Isn’t that what I said in my post, which you responded to? If not, that’s precisely what I wanted to say :slight_smile:

ETS only has an index on the primary key, if you want more indexes then you have to keep them yourself or use MNesia.

However, maps are also keyed by the ‘primary key’, and since they are in-process they tend to be faster. :slight_smile:

Except ETS are global state optimized for distributed process access, there are a limit of certain physical resources in the system that make this hard to increase too much. If you are storing that much data in ETS then it really should not be in ETS, probably in GenServer’s instead or a database if large.

I know that.
I’m talking about a list of maps (each map is a record) and performing a lookup within that list versus an ets lookup. What do you mean with “maps are also keyed by the ‘primary key’” and what relation does that have with my question?

That is good then, and it indeed would build faster as each map overall is smaller than a single giant map. :slight_smile:

Access might be a tiny bit slower than a single giant map, but still faster than ETS I’d imagine.

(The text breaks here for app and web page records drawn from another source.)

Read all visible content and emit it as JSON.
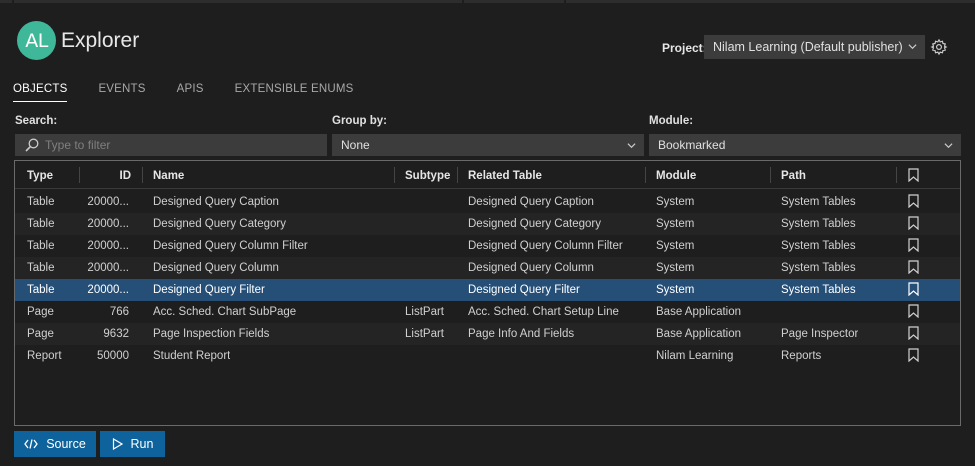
{
  "app": {
    "logo_text": "AL",
    "title": "Explorer",
    "accent": "#3fb89a"
  },
  "project": {
    "label": "Project:",
    "value": "Nilam Learning (Default publisher)"
  },
  "tabs": [
    {
      "label": "OBJECTS",
      "active": true
    },
    {
      "label": "EVENTS",
      "active": false
    },
    {
      "label": "APIS",
      "active": false
    },
    {
      "label": "EXTENSIBLE ENUMS",
      "active": false
    }
  ],
  "filters": {
    "search_label": "Search:",
    "search_placeholder": "Type to filter",
    "group_label": "Group by:",
    "group_value": "None",
    "module_label": "Module:",
    "module_value": "Bookmarked"
  },
  "table": {
    "columns": [
      "Type",
      "ID",
      "Name",
      "Subtype",
      "Related Table",
      "Module",
      "Path"
    ],
    "rows": [
      {
        "type": "Table",
        "id": "20000...",
        "name": "Designed Query Caption",
        "subtype": "",
        "related": "Designed Query Caption",
        "module": "System",
        "path": "System Tables"
      },
      {
        "type": "Table",
        "id": "20000...",
        "name": "Designed Query Category",
        "subtype": "",
        "related": "Designed Query Category",
        "module": "System",
        "path": "System Tables"
      },
      {
        "type": "Table",
        "id": "20000...",
        "name": "Designed Query Column Filter",
        "subtype": "",
        "related": "Designed Query Column Filter",
        "module": "System",
        "path": "System Tables"
      },
      {
        "type": "Table",
        "id": "20000...",
        "name": "Designed Query Column",
        "subtype": "",
        "related": "Designed Query Column",
        "module": "System",
        "path": "System Tables"
      },
      {
        "type": "Table",
        "id": "20000...",
        "name": "Designed Query Filter",
        "subtype": "",
        "related": "Designed Query Filter",
        "module": "System",
        "path": "System Tables",
        "selected": true
      },
      {
        "type": "Page",
        "id": "766",
        "name": "Acc. Sched. Chart SubPage",
        "subtype": "ListPart",
        "related": "Acc. Sched. Chart Setup Line",
        "module": "Base Application",
        "path": ""
      },
      {
        "type": "Page",
        "id": "9632",
        "name": "Page Inspection Fields",
        "subtype": "ListPart",
        "related": "Page Info And Fields",
        "module": "Base Application",
        "path": "Page Inspector"
      },
      {
        "type": "Report",
        "id": "50000",
        "name": "Student Report",
        "subtype": "",
        "related": "",
        "module": "Nilam Learning",
        "path": "Reports"
      }
    ]
  },
  "buttons": {
    "source": "Source",
    "run": "Run"
  },
  "colors": {
    "background": "#1e1e1e",
    "input": "#3c3c3c",
    "selected_row": "#264f78",
    "button": "#0e639c"
  }
}
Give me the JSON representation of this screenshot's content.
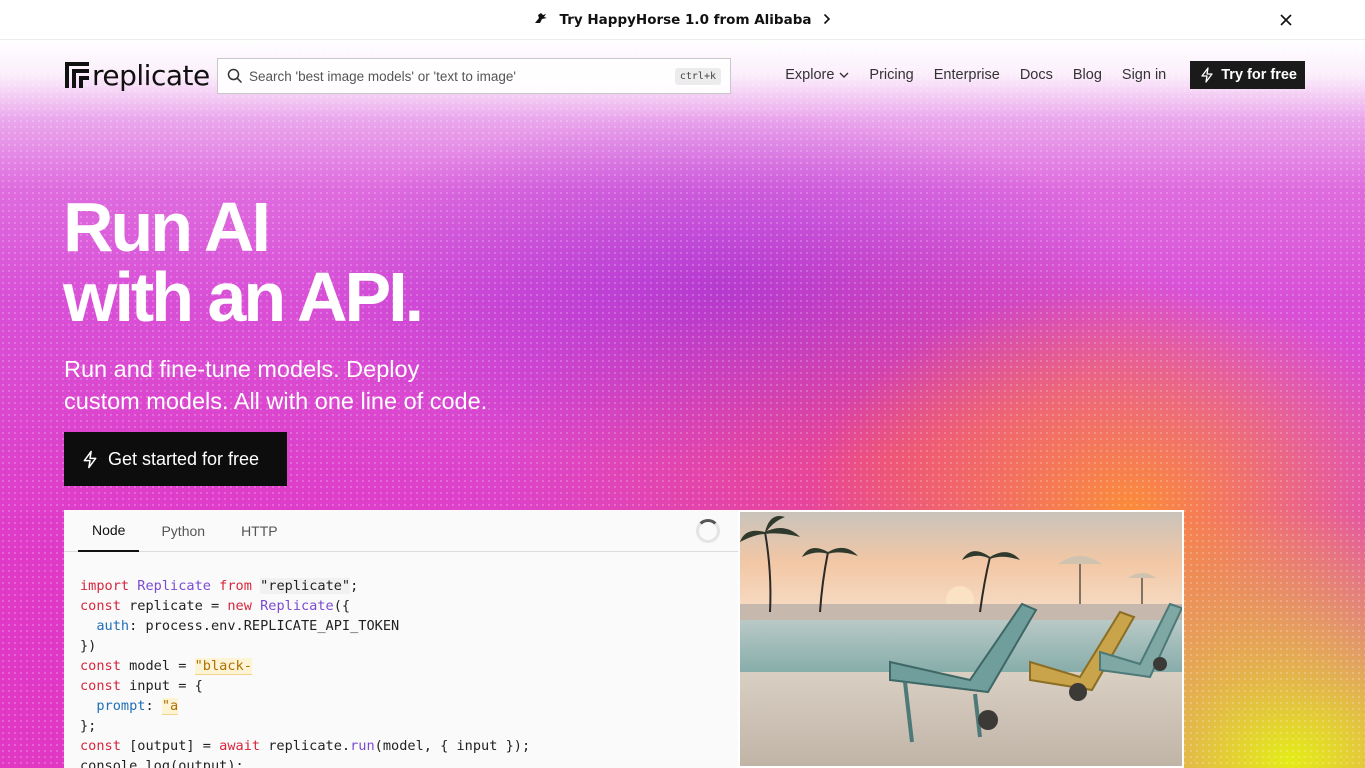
{
  "announcement": {
    "text": "Try HappyHorse 1.0 from Alibaba",
    "icon": "horse-icon"
  },
  "nav": {
    "logo_text": "replicate",
    "search_placeholder": "Search 'best image models' or 'text to image'",
    "search_shortcut": "ctrl+k",
    "links": [
      "Explore",
      "Pricing",
      "Enterprise",
      "Docs",
      "Blog",
      "Sign in"
    ],
    "cta": "Try for free"
  },
  "hero": {
    "headline_line1": "Run AI",
    "headline_line2": "with an API.",
    "subline_line1": "Run and fine-tune models. Deploy",
    "subline_line2": "custom models. All with one line of code.",
    "cta": "Get started for free"
  },
  "code_card": {
    "tabs": [
      "Node",
      "Python",
      "HTTP"
    ],
    "active_tab": "Node",
    "code": {
      "l1_kw1": "import",
      "l1_cls": "Replicate",
      "l1_kw2": "from",
      "l1_str": "\"replicate\"",
      "l1_end": ";",
      "l2_kw": "const",
      "l2_mid": " replicate = ",
      "l2_new": "new",
      "l2_cls": "Replicate",
      "l2_end": "({",
      "l3_prop": "auth",
      "l3_rest": ": process.env.REPLICATE_API_TOKEN",
      "l4": "})",
      "l5_kw": "const",
      "l5_mid": " model = ",
      "l5_val": "\"black-",
      "l6_kw": "const",
      "l6_mid": " input = {",
      "l7_prop": "prompt",
      "l7_mid": ": ",
      "l7_val": "\"a",
      "l8": "};",
      "l9_kw": "const",
      "l9_mid": " [output] = ",
      "l9_await": "await",
      "l9_pre": " replicate.",
      "l9_fn": "run",
      "l9_end": "(model, { input });",
      "l10": "console.log(output);"
    }
  },
  "colors": {
    "accent_dark": "#0d0d0d",
    "hero_magenta": "#de3fc6",
    "hero_orange": "#ff9628",
    "hero_yellow": "#e4f014"
  }
}
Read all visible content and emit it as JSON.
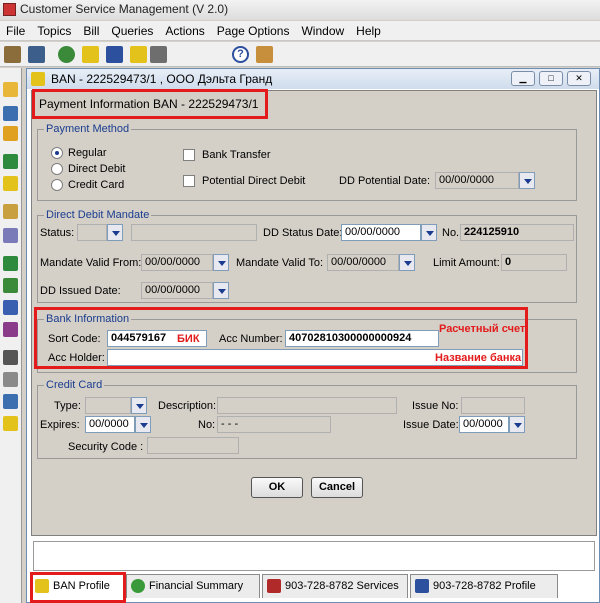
{
  "app": {
    "title": "Customer Service Management  (V 2.0)"
  },
  "menu": [
    "File",
    "Topics",
    "Bill",
    "Queries",
    "Actions",
    "Page Options",
    "Window",
    "Help"
  ],
  "window": {
    "title": "BAN - 222529473/1 , ООО Дэльта Гранд"
  },
  "dialog": {
    "title": "Payment Information   BAN - 222529473/1"
  },
  "payment_method": {
    "legend": "Payment Method",
    "regular": "Regular",
    "direct_debit": "Direct Debit",
    "credit_card": "Credit Card",
    "bank_transfer": "Bank Transfer",
    "potential_direct_debit": "Potential Direct Debit",
    "dd_potential_date_label": "DD Potential Date:",
    "dd_potential_date": "00/00/0000"
  },
  "direct_debit_mandate": {
    "legend": "Direct Debit Mandate",
    "status_label": "Status:",
    "dd_status_date_label": "DD Status Date:",
    "dd_status_date": "00/00/0000",
    "no_label": "No.:",
    "no": "224125910",
    "valid_from_label": "Mandate Valid From:",
    "valid_from": "00/00/0000",
    "valid_to_label": "Mandate Valid To:",
    "valid_to": "00/00/0000",
    "limit_label": "Limit Amount:",
    "limit": "0",
    "issued_label": "DD Issued Date:",
    "issued": "00/00/0000"
  },
  "bank_information": {
    "legend": "Bank Information",
    "sort_code_label": "Sort Code:",
    "sort_code": "044579167",
    "bik_note": "БИК",
    "acc_number_label": "Acc Number:",
    "acc_number": "40702810300000000924",
    "account_note": "Расчетный счет",
    "acc_holder_label": "Acc Holder:",
    "bank_name_note": "Название банка"
  },
  "credit_card": {
    "legend": "Credit Card",
    "type_label": "Type:",
    "description_label": "Description:",
    "issue_no_label": "Issue No:",
    "expires_label": "Expires:",
    "expires": "00/0000",
    "no_label": "No:",
    "no": "-   -   -",
    "issue_date_label": "Issue Date:",
    "issue_date": "00/0000",
    "security_code_label": "Security Code :"
  },
  "buttons": {
    "ok": "OK",
    "cancel": "Cancel"
  },
  "tabs": [
    "BAN Profile",
    "Financial Summary",
    "903-728-8782 Services",
    "903-728-8782 Profile"
  ]
}
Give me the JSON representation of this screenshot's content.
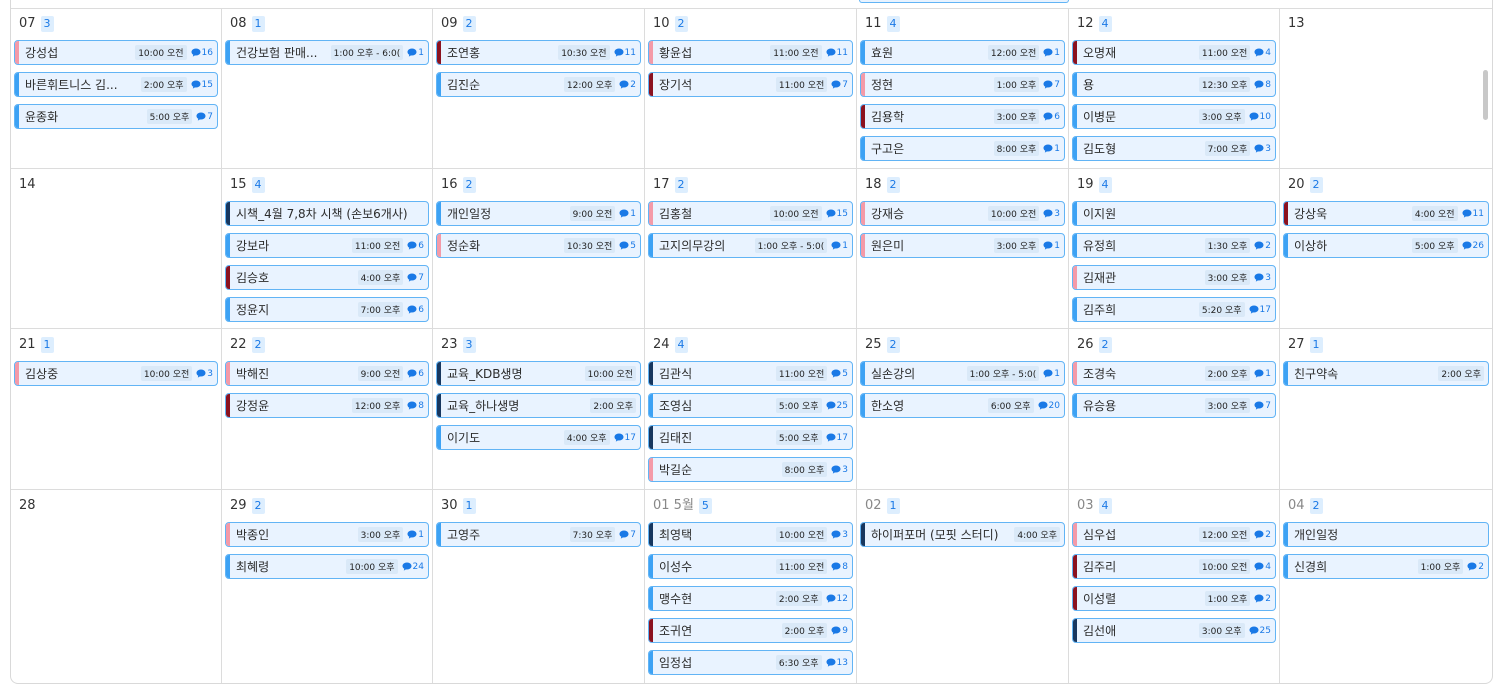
{
  "colors": {
    "pink": "#f49aa8",
    "red": "#8b1220",
    "navy": "#17375f",
    "blue": "#3da2f4"
  },
  "weeks": [
    [
      {
        "day": "07",
        "count": "3",
        "other": false,
        "events": [
          {
            "title": "강성섭",
            "time": "10:00 오전",
            "comments": "16",
            "color": "pink"
          },
          {
            "title": "바른휘트니스 김...",
            "time": "2:00 오후",
            "comments": "15",
            "color": "blue"
          },
          {
            "title": "윤종화",
            "time": "5:00 오후",
            "comments": "7",
            "color": "blue"
          }
        ]
      },
      {
        "day": "08",
        "count": "1",
        "other": false,
        "events": [
          {
            "title": "건강보험 판매...",
            "time": "1:00 오후 - 6:0(",
            "comments": "1",
            "color": "blue"
          }
        ]
      },
      {
        "day": "09",
        "count": "2",
        "other": false,
        "events": [
          {
            "title": "조연홍",
            "time": "10:30 오전",
            "comments": "11",
            "color": "red"
          },
          {
            "title": "김진순",
            "time": "12:00 오후",
            "comments": "2",
            "color": "blue"
          }
        ]
      },
      {
        "day": "10",
        "count": "2",
        "other": false,
        "events": [
          {
            "title": "황윤섭",
            "time": "11:00 오전",
            "comments": "11",
            "color": "pink"
          },
          {
            "title": "장기석",
            "time": "11:00 오전",
            "comments": "7",
            "color": "red"
          }
        ]
      },
      {
        "day": "11",
        "count": "4",
        "other": false,
        "events": [
          {
            "title": "효원",
            "time": "12:00 오전",
            "comments": "1",
            "color": "blue"
          },
          {
            "title": "정현",
            "time": "1:00 오후",
            "comments": "7",
            "color": "pink"
          },
          {
            "title": "김용학",
            "time": "3:00 오후",
            "comments": "6",
            "color": "red"
          },
          {
            "title": "구고은",
            "time": "8:00 오후",
            "comments": "1",
            "color": "blue"
          }
        ]
      },
      {
        "day": "12",
        "count": "4",
        "other": false,
        "events": [
          {
            "title": "오명재",
            "time": "11:00 오전",
            "comments": "4",
            "color": "red"
          },
          {
            "title": "용",
            "time": "12:30 오후",
            "comments": "8",
            "color": "blue"
          },
          {
            "title": "이병문",
            "time": "3:00 오후",
            "comments": "10",
            "color": "blue"
          },
          {
            "title": "김도형",
            "time": "7:00 오후",
            "comments": "3",
            "color": "blue"
          }
        ]
      },
      {
        "day": "13",
        "count": "",
        "other": false,
        "events": []
      }
    ],
    [
      {
        "day": "14",
        "count": "",
        "other": false,
        "events": []
      },
      {
        "day": "15",
        "count": "4",
        "other": false,
        "events": [
          {
            "title": "시책_4월 7,8차 시책 (손보6개사)",
            "time": "",
            "comments": "",
            "color": "navy"
          },
          {
            "title": "강보라",
            "time": "11:00 오전",
            "comments": "6",
            "color": "blue"
          },
          {
            "title": "김승호",
            "time": "4:00 오후",
            "comments": "7",
            "color": "red"
          },
          {
            "title": "정윤지",
            "time": "7:00 오후",
            "comments": "6",
            "color": "blue"
          }
        ]
      },
      {
        "day": "16",
        "count": "2",
        "other": false,
        "events": [
          {
            "title": "개인일정",
            "time": "9:00 오전",
            "comments": "1",
            "color": "blue"
          },
          {
            "title": "정순화",
            "time": "10:30 오전",
            "comments": "5",
            "color": "pink"
          }
        ]
      },
      {
        "day": "17",
        "count": "2",
        "other": false,
        "events": [
          {
            "title": "김홍철",
            "time": "10:00 오전",
            "comments": "15",
            "color": "pink"
          },
          {
            "title": "고지의무강의",
            "time": "1:00 오후 - 5:0(",
            "comments": "1",
            "color": "blue"
          }
        ]
      },
      {
        "day": "18",
        "count": "2",
        "other": false,
        "events": [
          {
            "title": "강재승",
            "time": "10:00 오전",
            "comments": "3",
            "color": "pink"
          },
          {
            "title": "원은미",
            "time": "3:00 오후",
            "comments": "1",
            "color": "pink"
          }
        ]
      },
      {
        "day": "19",
        "count": "4",
        "other": false,
        "events": [
          {
            "title": "이지원",
            "time": "",
            "comments": "",
            "color": "blue"
          },
          {
            "title": "유정희",
            "time": "1:30 오후",
            "comments": "2",
            "color": "blue"
          },
          {
            "title": "김재관",
            "time": "3:00 오후",
            "comments": "3",
            "color": "pink"
          },
          {
            "title": "김주희",
            "time": "5:20 오후",
            "comments": "17",
            "color": "blue"
          }
        ]
      },
      {
        "day": "20",
        "count": "2",
        "other": false,
        "events": [
          {
            "title": "강상욱",
            "time": "4:00 오전",
            "comments": "11",
            "color": "red"
          },
          {
            "title": "이상하",
            "time": "5:00 오후",
            "comments": "26",
            "color": "blue"
          }
        ]
      }
    ],
    [
      {
        "day": "21",
        "count": "1",
        "other": false,
        "events": [
          {
            "title": "김상중",
            "time": "10:00 오전",
            "comments": "3",
            "color": "pink"
          }
        ]
      },
      {
        "day": "22",
        "count": "2",
        "other": false,
        "events": [
          {
            "title": "박해진",
            "time": "9:00 오전",
            "comments": "6",
            "color": "pink"
          },
          {
            "title": "강정윤",
            "time": "12:00 오후",
            "comments": "8",
            "color": "red"
          }
        ]
      },
      {
        "day": "23",
        "count": "3",
        "other": false,
        "events": [
          {
            "title": "교육_KDB생명",
            "time": "10:00 오전",
            "comments": "",
            "color": "navy"
          },
          {
            "title": "교육_하나생명",
            "time": "2:00 오후",
            "comments": "",
            "color": "navy"
          },
          {
            "title": "이기도",
            "time": "4:00 오후",
            "comments": "17",
            "color": "blue"
          }
        ]
      },
      {
        "day": "24",
        "count": "4",
        "other": false,
        "events": [
          {
            "title": "김관식",
            "time": "11:00 오전",
            "comments": "5",
            "color": "navy"
          },
          {
            "title": "조영심",
            "time": "5:00 오후",
            "comments": "25",
            "color": "blue"
          },
          {
            "title": "김태진",
            "time": "5:00 오후",
            "comments": "17",
            "color": "navy"
          },
          {
            "title": "박길순",
            "time": "8:00 오후",
            "comments": "3",
            "color": "pink"
          }
        ]
      },
      {
        "day": "25",
        "count": "2",
        "other": false,
        "events": [
          {
            "title": "실손강의",
            "time": "1:00 오후 - 5:0(",
            "comments": "1",
            "color": "blue"
          },
          {
            "title": "한소영",
            "time": "6:00 오후",
            "comments": "20",
            "color": "blue"
          }
        ]
      },
      {
        "day": "26",
        "count": "2",
        "other": false,
        "events": [
          {
            "title": "조경숙",
            "time": "2:00 오후",
            "comments": "1",
            "color": "pink"
          },
          {
            "title": "유승용",
            "time": "3:00 오후",
            "comments": "7",
            "color": "blue"
          }
        ]
      },
      {
        "day": "27",
        "count": "1",
        "other": false,
        "events": [
          {
            "title": "친구약속",
            "time": "2:00 오후",
            "comments": "",
            "color": "blue"
          }
        ]
      }
    ],
    [
      {
        "day": "28",
        "count": "",
        "other": false,
        "events": []
      },
      {
        "day": "29",
        "count": "2",
        "other": false,
        "events": [
          {
            "title": "박종인",
            "time": "3:00 오후",
            "comments": "1",
            "color": "pink"
          },
          {
            "title": "최혜령",
            "time": "10:00 오후",
            "comments": "24",
            "color": "blue"
          }
        ]
      },
      {
        "day": "30",
        "count": "1",
        "other": false,
        "events": [
          {
            "title": "고영주",
            "time": "7:30 오후",
            "comments": "7",
            "color": "blue"
          }
        ]
      },
      {
        "day": "01 5월",
        "count": "5",
        "other": true,
        "events": [
          {
            "title": "최영택",
            "time": "10:00 오전",
            "comments": "3",
            "color": "navy"
          },
          {
            "title": "이성수",
            "time": "11:00 오전",
            "comments": "8",
            "color": "blue"
          },
          {
            "title": "맹수현",
            "time": "2:00 오후",
            "comments": "12",
            "color": "blue"
          },
          {
            "title": "조귀연",
            "time": "2:00 오후",
            "comments": "9",
            "color": "red"
          },
          {
            "title": "임정섭",
            "time": "6:30 오후",
            "comments": "13",
            "color": "blue"
          }
        ]
      },
      {
        "day": "02",
        "count": "1",
        "other": true,
        "events": [
          {
            "title": "하이퍼포머 (모핏 스터디)",
            "time": "4:00 오후",
            "comments": "",
            "color": "navy"
          }
        ]
      },
      {
        "day": "03",
        "count": "4",
        "other": true,
        "events": [
          {
            "title": "심우섭",
            "time": "12:00 오전",
            "comments": "2",
            "color": "pink"
          },
          {
            "title": "김주리",
            "time": "10:00 오전",
            "comments": "4",
            "color": "red"
          },
          {
            "title": "이성렬",
            "time": "1:00 오후",
            "comments": "2",
            "color": "red"
          },
          {
            "title": "김선애",
            "time": "3:00 오후",
            "comments": "25",
            "color": "navy"
          }
        ]
      },
      {
        "day": "04",
        "count": "2",
        "other": true,
        "events": [
          {
            "title": "개인일정",
            "time": "",
            "comments": "",
            "color": "blue"
          },
          {
            "title": "신경희",
            "time": "1:00 오후",
            "comments": "2",
            "color": "blue"
          }
        ]
      }
    ]
  ]
}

I understand less and less of your answers. Maybe I should just stop with elixir and do something really stupid. :wink: